On 20-match winning streak at Wimbledon, Serena is the third oldest female Grand Slam finalist in the Open era at 36 years and 291 days. She will face German world number 10 Kerber on Saturday in a repeat of the 2016 showpiece won by Williams.
Williams has often blasted her rivals off Centre Court with ferocious power-hitting, but German 13th seed Goerges was sent packing with a more subtle 70-minute display featuring just 16 winners and five aces.
In only her fourth tournament since the birth of her daughter Olympia in September, the 23-time Grand Slam champion is closing in on her first major title as a mother.
"It's crazy. I don't even know how to feel. I didn't expect to do this well in my fourth tournament back," Williams said.
"I had a really tough pregnancy delivery. I had to have multiple surgeries and almost didn't make it to be honest.
"I'm just enjoying every moment of this. This was not inevitable for me."
The American star will have history in her sights against Kerber as she tries to equal Margaret Court's record of 24 Grand Slams singles titles. An eighth Wimbledon title would also move her past Steffi Graf into second place on the list of female Wimbledon champions, behind nine-time winner Martina Navratilova.
Serena will go into her 30th Grand Slam final—her first since winning the 2017 Australian Open—holding a 6-2 lead in her head to head record against Kerber. "She is clearly a really good grass-court player.

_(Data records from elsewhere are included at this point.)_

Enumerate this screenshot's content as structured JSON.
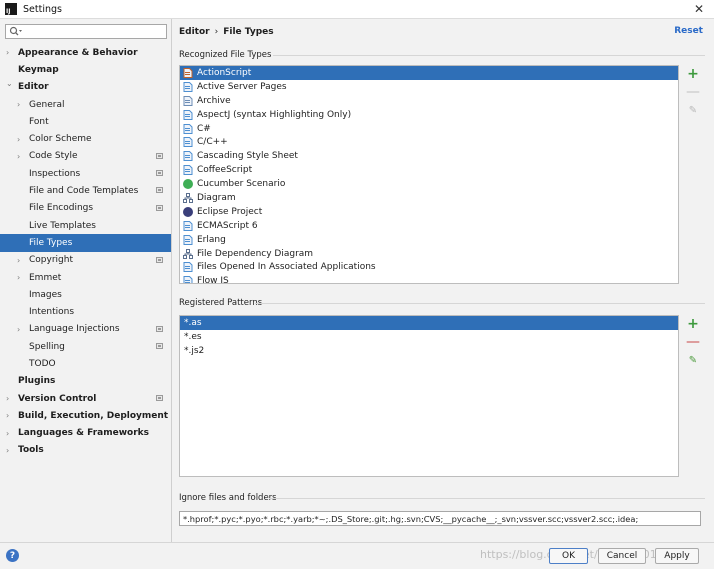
{
  "window": {
    "title": "Settings",
    "app_icon": "IJ"
  },
  "search": {
    "value": "",
    "placeholder": ""
  },
  "tree": [
    {
      "label": "Appearance & Behavior",
      "level": 0,
      "expand": true,
      "bold": true,
      "project": false
    },
    {
      "label": "Keymap",
      "level": 0,
      "expand": false,
      "bold": true,
      "project": false
    },
    {
      "label": "Editor",
      "level": 0,
      "expand": true,
      "bold": true,
      "open": true,
      "project": false
    },
    {
      "label": "General",
      "level": 1,
      "expand": true,
      "project": false
    },
    {
      "label": "Font",
      "level": 1,
      "expand": false,
      "project": false
    },
    {
      "label": "Color Scheme",
      "level": 1,
      "expand": true,
      "project": false
    },
    {
      "label": "Code Style",
      "level": 1,
      "expand": true,
      "project": true
    },
    {
      "label": "Inspections",
      "level": 1,
      "expand": false,
      "project": true
    },
    {
      "label": "File and Code Templates",
      "level": 1,
      "expand": false,
      "project": true
    },
    {
      "label": "File Encodings",
      "level": 1,
      "expand": false,
      "project": true
    },
    {
      "label": "Live Templates",
      "level": 1,
      "expand": false,
      "project": false
    },
    {
      "label": "File Types",
      "level": 1,
      "expand": false,
      "project": false,
      "selected": true
    },
    {
      "label": "Copyright",
      "level": 1,
      "expand": true,
      "project": true
    },
    {
      "label": "Emmet",
      "level": 1,
      "expand": true,
      "project": false
    },
    {
      "label": "Images",
      "level": 1,
      "expand": false,
      "project": false
    },
    {
      "label": "Intentions",
      "level": 1,
      "expand": false,
      "project": false
    },
    {
      "label": "Language Injections",
      "level": 1,
      "expand": true,
      "project": true
    },
    {
      "label": "Spelling",
      "level": 1,
      "expand": false,
      "project": true
    },
    {
      "label": "TODO",
      "level": 1,
      "expand": false,
      "project": false
    },
    {
      "label": "Plugins",
      "level": 0,
      "expand": false,
      "bold": true,
      "project": false
    },
    {
      "label": "Version Control",
      "level": 0,
      "expand": true,
      "bold": true,
      "project": true
    },
    {
      "label": "Build, Execution, Deployment",
      "level": 0,
      "expand": true,
      "bold": true,
      "project": false
    },
    {
      "label": "Languages & Frameworks",
      "level": 0,
      "expand": true,
      "bold": true,
      "project": false
    },
    {
      "label": "Tools",
      "level": 0,
      "expand": true,
      "bold": true,
      "project": false
    }
  ],
  "header": {
    "crumb1": "Editor",
    "separator": "›",
    "crumb2": "File Types",
    "reset": "Reset"
  },
  "recognized": {
    "label": "Recognized File Types",
    "items": [
      {
        "name": "ActionScript",
        "icon": "as-icon",
        "color": "#c0622a",
        "selected": true
      },
      {
        "name": "Active Server Pages",
        "icon": "asp-icon",
        "color": "#4d8fd1"
      },
      {
        "name": "Archive",
        "icon": "archive-icon",
        "color": "#6d8db5"
      },
      {
        "name": "AspectJ (syntax Highlighting Only)",
        "icon": "aspectj-icon",
        "color": "#4d8fd1"
      },
      {
        "name": "C#",
        "icon": "csharp-icon",
        "color": "#4d8fd1"
      },
      {
        "name": "C/C++",
        "icon": "cpp-icon",
        "color": "#4d8fd1"
      },
      {
        "name": "Cascading Style Sheet",
        "icon": "css-icon",
        "color": "#4d8fd1"
      },
      {
        "name": "CoffeeScript",
        "icon": "coffee-icon",
        "color": "#4d8fd1"
      },
      {
        "name": "Cucumber Scenario",
        "icon": "cucumber-icon",
        "color": "#3fae55"
      },
      {
        "name": "Diagram",
        "icon": "diagram-icon",
        "color": "#5b6f8e"
      },
      {
        "name": "Eclipse Project",
        "icon": "eclipse-icon",
        "color": "#3a3f7a"
      },
      {
        "name": "ECMAScript 6",
        "icon": "ecma-icon",
        "color": "#4d8fd1"
      },
      {
        "name": "Erlang",
        "icon": "erlang-icon",
        "color": "#4d8fd1"
      },
      {
        "name": "File Dependency Diagram",
        "icon": "dependency-icon",
        "color": "#5b6f8e"
      },
      {
        "name": "Files Opened In Associated Applications",
        "icon": "external-icon",
        "color": "#4d8fd1"
      },
      {
        "name": "Flow JS",
        "icon": "flow-icon",
        "color": "#4d8fd1"
      }
    ]
  },
  "patterns": {
    "label": "Registered Patterns",
    "items": [
      {
        "value": "*.as",
        "selected": true
      },
      {
        "value": "*.es"
      },
      {
        "value": "*.js2"
      }
    ]
  },
  "ignore": {
    "label": "Ignore files and folders",
    "value": "*.hprof;*.pyc;*.pyo;*.rbc;*.yarb;*~;.DS_Store;.git;.hg;.svn;CVS;__pycache__;_svn;vssver.scc;vssver2.scc;.idea;"
  },
  "buttons": {
    "ok": "OK",
    "cancel": "Cancel",
    "apply": "Apply"
  },
  "help": "?",
  "watermark": "https://blog.csdn.net/loktauf2019",
  "colors": {
    "selection": "#2f6fb7",
    "link": "#2a6ac8",
    "add": "#3d9a3d",
    "remove": "#c84848"
  }
}
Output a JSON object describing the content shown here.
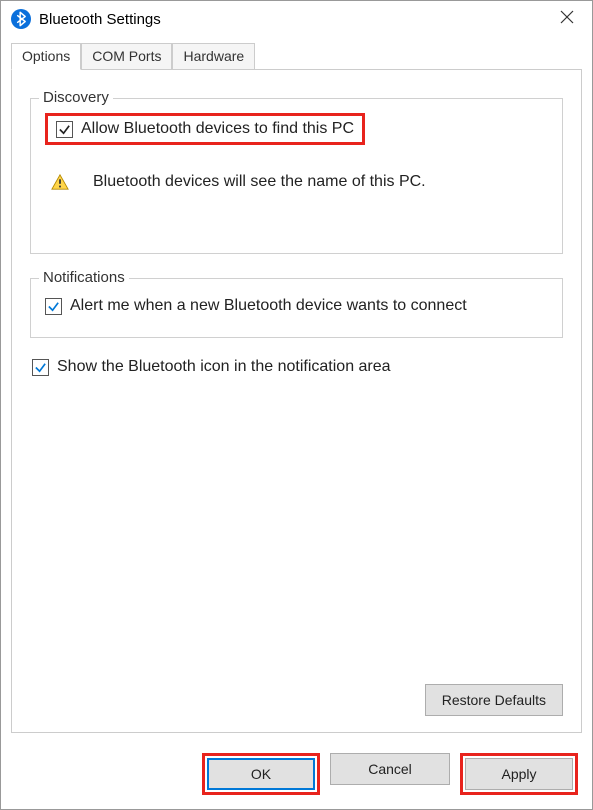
{
  "window": {
    "title": "Bluetooth Settings"
  },
  "tabs": {
    "options": "Options",
    "comports": "COM Ports",
    "hardware": "Hardware"
  },
  "discovery": {
    "legend": "Discovery",
    "allow_label": "Allow Bluetooth devices to find this PC",
    "info": "Bluetooth devices will see the name of this PC."
  },
  "notifications": {
    "legend": "Notifications",
    "alert_label": "Alert me when a new Bluetooth device wants to connect"
  },
  "showicon": {
    "label": "Show the Bluetooth icon in the notification area"
  },
  "buttons": {
    "restore": "Restore Defaults",
    "ok": "OK",
    "cancel": "Cancel",
    "apply": "Apply"
  },
  "colors": {
    "highlight": "#e8231d",
    "check_blue": "#0078d7"
  }
}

But whatever happens it's a great moment for me and incredible motivation to keep going for the rest of my career," Serena added.
After all the controversy about the decision to seed Williams 25th at Wimbledon despite her position at 181 in the WTA rankings, she has proved the tournament's officials were actually too conservative.
Williams, who missed Wimbledon last year due to her pregnancy, won the grass-court Grand Slam on her previous two visits in 2015 and 2016.
Twenty years after making her Wimbledon debut as a precocious teenager and 16 years since her first title at the All England Club, Serena remains the pre-eminent force in the women's game.
In a testament to her remarkable longevity, the former world number one has now made at least one Grand Slam final for the last 12 years.
Serena had lost only one of her 10 previous Wimbledon semifinals and the 11th followed a familiar script.
When a panicked Goerges error wrapped up the first set, Serena's dominance was so total that the American, whose emotions are usually on full display, barely acknowledged the moment. By the time a Goerges drop-shot drifted into net to present Serena with the decisive break in the sixth game of the second set, the contest had already been sapped of any drama and moments later the title favourite was waving to the crowd in celebration.
Earlier, Kerber raced into her second Wimbledon final and fourth Grand Slam showpiece as the German crushed former French Open champion Jelena Ostapenko 6-3, 6-3 in 67 minutes.
The 30-year-old hit only 10 winners but that was all it took to get the job done as Latvian 12th seed Ostapenko shot herself in the foot with 36 unforced errors.
It will be Kerber's first Grand Slam final since she won the second of her two major titles at the 2016 US Open. Kerber, who also won the Australian Open in 2016, is bidding to become the first German woman to win Wimbledon since Graf in 1996.